As I stood there watching Kelly's set, watching many music writers who I deeply admire dancing to his songs, it bothered me. I didn't think it would going in. I believe you can separate the artist from their craft—if I didn't the behavior of many artists whose craft I admire would be lost to me. And I also do not believe that this headliner was picked by Pitchfork for any reason other than organizers truly like Kelly's music. So is it a generational thing? I couldn't look at him without wondering if anyone dancing to him would still be doing so if he was in a club with their sisters or their mothers. Would they still find his brand of "sexy" something they're comfortable with? I don't think so, and while there have been some thoughtful discussions leading up to his appearance I can't help but wonder why there wasn't more frank, and open discussion.

It's clearly bothered DeRogatis, who wrote an article taking the organizers of Pitchfork Music Fest to task for giving Kelly a slot at their festival this year. DeRogatis revisited the conflicts between Kelly the musician and Kelly the alleged sexual predator earlier this year with "The Kelly Conversations" on WBEZ.

DeRogatis has one simple word for what Kelly allegedly did to scores of women—many underage and all of them black.
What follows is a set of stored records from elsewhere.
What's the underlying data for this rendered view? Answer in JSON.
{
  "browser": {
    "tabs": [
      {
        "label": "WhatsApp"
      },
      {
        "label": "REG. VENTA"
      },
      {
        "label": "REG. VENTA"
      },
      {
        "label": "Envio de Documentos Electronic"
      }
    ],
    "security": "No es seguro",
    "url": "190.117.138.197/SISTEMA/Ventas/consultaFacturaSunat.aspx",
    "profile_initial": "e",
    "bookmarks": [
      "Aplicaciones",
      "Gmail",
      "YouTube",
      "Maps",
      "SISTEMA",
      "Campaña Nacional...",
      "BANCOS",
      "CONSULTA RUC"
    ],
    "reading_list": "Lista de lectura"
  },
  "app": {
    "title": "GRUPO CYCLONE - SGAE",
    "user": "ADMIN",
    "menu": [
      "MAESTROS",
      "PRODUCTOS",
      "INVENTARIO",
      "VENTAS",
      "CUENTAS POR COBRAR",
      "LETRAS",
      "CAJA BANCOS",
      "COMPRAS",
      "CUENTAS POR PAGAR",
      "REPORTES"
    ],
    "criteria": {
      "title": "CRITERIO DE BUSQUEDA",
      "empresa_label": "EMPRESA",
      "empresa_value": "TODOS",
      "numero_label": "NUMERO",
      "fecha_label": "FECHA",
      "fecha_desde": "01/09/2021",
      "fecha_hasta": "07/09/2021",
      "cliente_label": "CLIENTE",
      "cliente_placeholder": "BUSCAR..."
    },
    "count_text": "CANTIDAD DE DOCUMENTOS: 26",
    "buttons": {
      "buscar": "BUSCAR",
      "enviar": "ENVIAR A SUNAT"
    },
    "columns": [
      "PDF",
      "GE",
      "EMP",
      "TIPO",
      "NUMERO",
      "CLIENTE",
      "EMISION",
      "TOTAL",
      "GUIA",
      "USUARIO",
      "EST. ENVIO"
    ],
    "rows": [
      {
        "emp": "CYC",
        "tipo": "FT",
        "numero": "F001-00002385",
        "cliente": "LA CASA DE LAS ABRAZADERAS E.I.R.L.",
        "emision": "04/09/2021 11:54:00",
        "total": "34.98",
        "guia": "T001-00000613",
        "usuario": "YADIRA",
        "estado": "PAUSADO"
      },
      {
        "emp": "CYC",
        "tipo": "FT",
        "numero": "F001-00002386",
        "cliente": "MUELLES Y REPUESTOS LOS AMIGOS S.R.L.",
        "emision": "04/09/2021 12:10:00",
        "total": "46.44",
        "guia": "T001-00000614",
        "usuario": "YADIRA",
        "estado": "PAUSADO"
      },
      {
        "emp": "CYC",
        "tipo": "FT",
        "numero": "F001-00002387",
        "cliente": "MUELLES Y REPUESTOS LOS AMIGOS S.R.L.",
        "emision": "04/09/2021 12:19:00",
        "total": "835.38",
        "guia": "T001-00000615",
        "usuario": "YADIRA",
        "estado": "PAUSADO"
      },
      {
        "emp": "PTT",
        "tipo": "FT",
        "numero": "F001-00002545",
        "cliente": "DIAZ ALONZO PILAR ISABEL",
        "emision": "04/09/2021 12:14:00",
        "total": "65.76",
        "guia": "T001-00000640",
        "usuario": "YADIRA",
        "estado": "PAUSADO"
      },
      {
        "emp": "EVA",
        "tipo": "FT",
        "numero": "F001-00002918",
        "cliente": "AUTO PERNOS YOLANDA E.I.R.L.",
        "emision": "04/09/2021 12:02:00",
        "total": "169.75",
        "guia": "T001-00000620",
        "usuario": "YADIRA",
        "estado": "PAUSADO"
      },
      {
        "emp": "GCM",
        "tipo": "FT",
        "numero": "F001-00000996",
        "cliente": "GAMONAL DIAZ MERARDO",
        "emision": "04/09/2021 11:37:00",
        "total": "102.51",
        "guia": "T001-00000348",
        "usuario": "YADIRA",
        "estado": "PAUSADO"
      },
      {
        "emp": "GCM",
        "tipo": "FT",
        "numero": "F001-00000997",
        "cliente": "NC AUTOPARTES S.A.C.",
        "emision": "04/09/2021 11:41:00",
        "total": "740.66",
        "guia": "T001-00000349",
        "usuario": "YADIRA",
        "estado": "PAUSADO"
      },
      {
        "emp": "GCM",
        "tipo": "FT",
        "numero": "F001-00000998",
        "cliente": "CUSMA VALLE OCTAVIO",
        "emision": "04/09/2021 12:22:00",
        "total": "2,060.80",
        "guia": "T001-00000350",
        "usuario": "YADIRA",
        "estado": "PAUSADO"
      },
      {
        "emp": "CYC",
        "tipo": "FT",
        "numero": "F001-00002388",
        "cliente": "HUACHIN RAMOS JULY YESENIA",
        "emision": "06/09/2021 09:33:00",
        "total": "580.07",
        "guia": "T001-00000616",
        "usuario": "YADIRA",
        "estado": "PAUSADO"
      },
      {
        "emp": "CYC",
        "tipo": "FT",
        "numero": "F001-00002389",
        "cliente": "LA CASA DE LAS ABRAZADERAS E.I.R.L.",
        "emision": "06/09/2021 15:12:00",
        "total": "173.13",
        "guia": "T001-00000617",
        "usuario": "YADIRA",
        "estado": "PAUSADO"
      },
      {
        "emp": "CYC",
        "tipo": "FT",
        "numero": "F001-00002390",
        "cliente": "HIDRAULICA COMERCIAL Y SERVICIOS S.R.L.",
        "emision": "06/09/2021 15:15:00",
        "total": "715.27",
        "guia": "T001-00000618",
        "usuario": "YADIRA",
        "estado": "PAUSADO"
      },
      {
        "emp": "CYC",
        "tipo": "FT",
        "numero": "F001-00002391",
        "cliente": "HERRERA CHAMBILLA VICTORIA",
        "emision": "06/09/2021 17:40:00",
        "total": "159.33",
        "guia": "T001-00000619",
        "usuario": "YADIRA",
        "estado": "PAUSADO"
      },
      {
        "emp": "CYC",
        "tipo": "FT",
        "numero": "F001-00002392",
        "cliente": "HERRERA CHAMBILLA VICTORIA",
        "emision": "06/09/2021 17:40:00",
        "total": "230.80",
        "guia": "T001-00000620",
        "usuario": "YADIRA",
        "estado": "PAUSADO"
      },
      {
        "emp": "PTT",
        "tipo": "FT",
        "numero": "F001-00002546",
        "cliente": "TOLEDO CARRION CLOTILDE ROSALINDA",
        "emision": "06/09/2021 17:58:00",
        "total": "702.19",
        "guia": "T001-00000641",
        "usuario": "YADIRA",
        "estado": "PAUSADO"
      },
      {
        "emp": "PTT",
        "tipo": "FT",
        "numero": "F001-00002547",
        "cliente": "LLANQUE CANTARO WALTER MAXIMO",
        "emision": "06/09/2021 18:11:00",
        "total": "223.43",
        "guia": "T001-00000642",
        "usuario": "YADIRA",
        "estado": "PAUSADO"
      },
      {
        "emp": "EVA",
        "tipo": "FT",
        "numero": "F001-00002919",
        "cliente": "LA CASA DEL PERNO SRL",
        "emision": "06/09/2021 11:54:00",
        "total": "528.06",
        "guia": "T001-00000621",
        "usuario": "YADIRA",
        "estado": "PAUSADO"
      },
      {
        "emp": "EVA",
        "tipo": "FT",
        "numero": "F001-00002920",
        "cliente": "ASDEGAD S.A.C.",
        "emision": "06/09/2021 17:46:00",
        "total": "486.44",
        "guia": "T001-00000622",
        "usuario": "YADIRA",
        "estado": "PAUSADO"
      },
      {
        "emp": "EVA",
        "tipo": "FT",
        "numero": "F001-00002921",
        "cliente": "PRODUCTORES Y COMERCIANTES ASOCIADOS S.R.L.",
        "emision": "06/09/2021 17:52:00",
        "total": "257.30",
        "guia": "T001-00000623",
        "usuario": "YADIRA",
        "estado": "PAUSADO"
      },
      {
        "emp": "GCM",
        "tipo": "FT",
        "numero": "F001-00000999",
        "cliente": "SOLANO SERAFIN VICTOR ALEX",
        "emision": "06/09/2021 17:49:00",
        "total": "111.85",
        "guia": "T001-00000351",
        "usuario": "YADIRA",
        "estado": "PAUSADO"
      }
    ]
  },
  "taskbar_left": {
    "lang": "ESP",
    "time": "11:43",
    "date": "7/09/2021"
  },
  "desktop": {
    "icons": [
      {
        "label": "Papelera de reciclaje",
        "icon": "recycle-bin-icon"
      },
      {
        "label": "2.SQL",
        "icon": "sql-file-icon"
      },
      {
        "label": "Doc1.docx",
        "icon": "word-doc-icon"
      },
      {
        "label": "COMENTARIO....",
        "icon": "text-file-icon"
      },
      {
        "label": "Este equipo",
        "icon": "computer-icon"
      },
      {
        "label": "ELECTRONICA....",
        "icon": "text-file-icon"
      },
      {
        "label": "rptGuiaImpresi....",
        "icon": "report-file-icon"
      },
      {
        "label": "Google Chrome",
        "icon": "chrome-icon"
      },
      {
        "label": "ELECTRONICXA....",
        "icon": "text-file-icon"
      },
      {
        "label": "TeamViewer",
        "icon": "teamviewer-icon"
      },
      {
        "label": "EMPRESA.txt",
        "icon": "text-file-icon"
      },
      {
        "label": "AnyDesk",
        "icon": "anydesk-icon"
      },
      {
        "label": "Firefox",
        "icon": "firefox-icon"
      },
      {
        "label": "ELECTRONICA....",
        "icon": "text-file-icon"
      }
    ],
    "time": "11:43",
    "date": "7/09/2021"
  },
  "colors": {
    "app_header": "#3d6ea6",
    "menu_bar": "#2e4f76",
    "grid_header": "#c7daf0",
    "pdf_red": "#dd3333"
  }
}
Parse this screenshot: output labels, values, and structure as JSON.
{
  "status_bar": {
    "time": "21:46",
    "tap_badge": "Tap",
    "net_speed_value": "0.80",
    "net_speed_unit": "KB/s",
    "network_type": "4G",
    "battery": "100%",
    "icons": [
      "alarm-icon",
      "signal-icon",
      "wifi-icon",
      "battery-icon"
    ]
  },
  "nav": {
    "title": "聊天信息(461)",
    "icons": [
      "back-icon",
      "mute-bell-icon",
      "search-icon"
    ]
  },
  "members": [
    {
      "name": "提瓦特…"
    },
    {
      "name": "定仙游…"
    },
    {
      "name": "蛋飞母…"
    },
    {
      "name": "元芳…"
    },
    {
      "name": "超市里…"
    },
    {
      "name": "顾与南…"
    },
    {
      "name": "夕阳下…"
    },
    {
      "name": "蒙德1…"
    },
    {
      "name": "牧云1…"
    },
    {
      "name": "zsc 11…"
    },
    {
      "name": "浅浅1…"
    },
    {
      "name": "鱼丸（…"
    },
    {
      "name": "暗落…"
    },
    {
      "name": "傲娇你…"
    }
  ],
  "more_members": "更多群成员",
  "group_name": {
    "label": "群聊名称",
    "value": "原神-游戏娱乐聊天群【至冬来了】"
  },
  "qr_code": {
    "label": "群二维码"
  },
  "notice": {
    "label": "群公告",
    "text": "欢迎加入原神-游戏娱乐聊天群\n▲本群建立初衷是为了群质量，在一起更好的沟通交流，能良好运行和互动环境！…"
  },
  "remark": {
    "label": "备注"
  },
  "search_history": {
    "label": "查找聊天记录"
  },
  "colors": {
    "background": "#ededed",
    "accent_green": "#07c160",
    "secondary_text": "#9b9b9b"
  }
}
Rapes, plural. It is on record. Rapes in the dozen. So stop hedging your words and when you tell me what a brilliant ode to pussy Black Panties is, then realize that the next sentence should say: "This, from a man who has committed numerous rapes." The guy was a monster! Just say it! We do have a justice system and he was acquitted. OK, fine. And these other women took the civil-lawsuit route. He was tried on very narrow grounds. He was tried on a 29-minute, 36-second videotape. He was tried on trading child pornography. He was not tried for rape. He was acquitted of making child pornography. He's never been tried in court for rape, but look at the statistics. The numbers of rapes that happened, the numbers of rapes that were reported, the numbers of rapes that make it to court and then the conviction rate. I mean, it comes down to something minuscule. He's never had his day in court as a rapist. It's 15 years in the past now, but this record exists. You have to make a choice, as a listener, if music matters to you as more than mere entertainment. And you and I have spent our entire lives with that conviction. This is not just entertainment, this is our lifeblood. This matters.